Private forecaster Skymet Weather predicted “below normal” rainfall between June and September, citing a strengthening El Nino phenomenon. Climate models also warn of development of “super El Nino” by the end of 2023. The annual monsoon forecast is much awaited and both Skymet and IMD issue multiple forecasts. Early forecasts, including those of El Nino, tend to miss the target, as they are more accurate closer to the event.
Most heat action plans in India underfunded, lack local context: Report
A new report by the Centre for Policy Research (CPR) assessed 37 heat action plans (HAPs) across 18 states in India to understand how well prepared the country is to deal with heat waves. Most HAPs are not built for local context and have a simplified view with a general focus on dry extreme heat. Only 10 out of 37 HAPs reviewed seem to establish locally defined temperature thresholds, although it is unclear whether they take local risk multipliers, such as humidity, hot nights, and duration of continuous heat among others, into account to declare a heatwave. The plans are also underfunded and poor at identifying and targeting vulnerable groups. Only two of 37 HAPs explicitly carry out and present vulnerability assessments and only 11 of 37 HAPs discuss funding sources. HAPs are India’s primary policy response to economically damaging and life-threatening heat waves.
India ranks fifth among top 10 contributors to global warming: Study
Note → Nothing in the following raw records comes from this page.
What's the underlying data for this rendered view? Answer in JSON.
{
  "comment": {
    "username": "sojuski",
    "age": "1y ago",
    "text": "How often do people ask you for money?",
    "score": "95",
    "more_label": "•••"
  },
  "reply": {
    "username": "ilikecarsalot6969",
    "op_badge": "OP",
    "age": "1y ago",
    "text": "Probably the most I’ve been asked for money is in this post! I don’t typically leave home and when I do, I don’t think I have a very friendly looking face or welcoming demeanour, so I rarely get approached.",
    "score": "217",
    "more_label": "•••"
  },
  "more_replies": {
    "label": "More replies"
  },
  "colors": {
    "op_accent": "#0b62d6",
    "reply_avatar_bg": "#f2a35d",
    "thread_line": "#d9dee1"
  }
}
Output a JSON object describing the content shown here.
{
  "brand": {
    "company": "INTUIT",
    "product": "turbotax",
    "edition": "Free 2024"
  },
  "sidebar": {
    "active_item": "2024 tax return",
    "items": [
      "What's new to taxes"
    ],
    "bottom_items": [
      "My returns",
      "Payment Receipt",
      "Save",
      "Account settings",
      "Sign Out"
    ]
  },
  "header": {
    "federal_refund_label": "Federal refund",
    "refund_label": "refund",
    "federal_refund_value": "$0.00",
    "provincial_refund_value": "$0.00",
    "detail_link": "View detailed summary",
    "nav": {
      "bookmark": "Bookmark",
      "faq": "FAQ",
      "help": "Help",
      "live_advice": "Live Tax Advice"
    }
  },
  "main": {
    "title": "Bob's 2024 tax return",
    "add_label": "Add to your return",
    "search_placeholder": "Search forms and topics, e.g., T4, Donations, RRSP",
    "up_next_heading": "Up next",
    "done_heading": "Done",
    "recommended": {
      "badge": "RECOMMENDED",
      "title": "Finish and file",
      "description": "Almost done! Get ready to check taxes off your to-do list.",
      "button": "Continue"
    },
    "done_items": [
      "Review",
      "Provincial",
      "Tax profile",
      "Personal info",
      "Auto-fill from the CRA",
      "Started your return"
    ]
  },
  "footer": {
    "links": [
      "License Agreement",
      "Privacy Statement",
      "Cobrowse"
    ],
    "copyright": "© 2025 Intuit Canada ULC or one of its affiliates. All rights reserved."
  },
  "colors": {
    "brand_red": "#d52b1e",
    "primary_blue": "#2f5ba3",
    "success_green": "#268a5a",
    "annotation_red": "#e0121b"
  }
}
A new study published in Scientific Data finds that India is responsible for 0.08°C of warming from the 1850s through 2021. Overall, the country ranks fifth among the top 10 contributors to warming. The United States topped the list with a contribution of 0.28 degrees Celsius of rise in temperature. China stood second with 0.20°C of warming, followed by Russia at 0.10 degrees Celsius, and Brazil at 0.08°C. Indonesia, Germany, the United Kingdom, Japan and Canada each contributed 0.03-0.05°C of warming. Researchers calculated the Nationally Determined Contributions (NDCs) of each country and the analysis shows that CO2 is responsible for 1.11°C of warming compared to methane at 0.41°C and nitrous oxide at 0.08°C.
Slowdown in Antarctic deep ocean currents could have disastrous effects on climate
New research by a team of Australian scientists found that the deep-water flows which drive ocean currents could decline by 40% by 2050, resulting in the reduction of the ocean’s ability to absorb carbon dioxide from the atmosphere as well impacting wildlife. The currents carry vital heat, oxygen, carbon and nutrients around the globe. The report outlines how ocean currents are partly driven by the downward movement of cold, dense saltwater towards the sea bed near Antarctica. But as fresh water from the ice cap melts, seawater becomes less salty and dense, and the downward movement slows. These deep ocean currents in the northern and southern hemispheres have been relatively stable for thousands of years, but they are now being disrupted by the warming climate.
Compound drought heat wave events pose a huge risk to future socio-ecosystem productivity: Study
Climate change is one of the most serious threats to society and is expected to generate more extreme weather events. A recent study has found that the risk of compound drought heat wave events (CDHEs) and their intensity has intensified in recent decades and is expected to increase in the future. There is no distribution of extreme CDHEs in high-altitude areas such as North America, northern Eurasia, and the Qinghai-Tibet Plateau. However, northern Africa, Southern China, and tropical areas are more prone to extreme heat and drought events. Population exposure to severe CDHEs under 2.0 °C and 3.0 °C global warming is expected to increase by 108 and 266 million, respectively, compared with the 1.5 °C global warming. The impact will also be felt on crop growth and food security, resulting in serious economic losses. While drought reduces the yield by slowing down photosynthesis and shortening the growth season, heatwaves directly affect crop growth by reducing pollen viability and damaging tissues, and indirectly reducing the yield by decreasing soil moisture.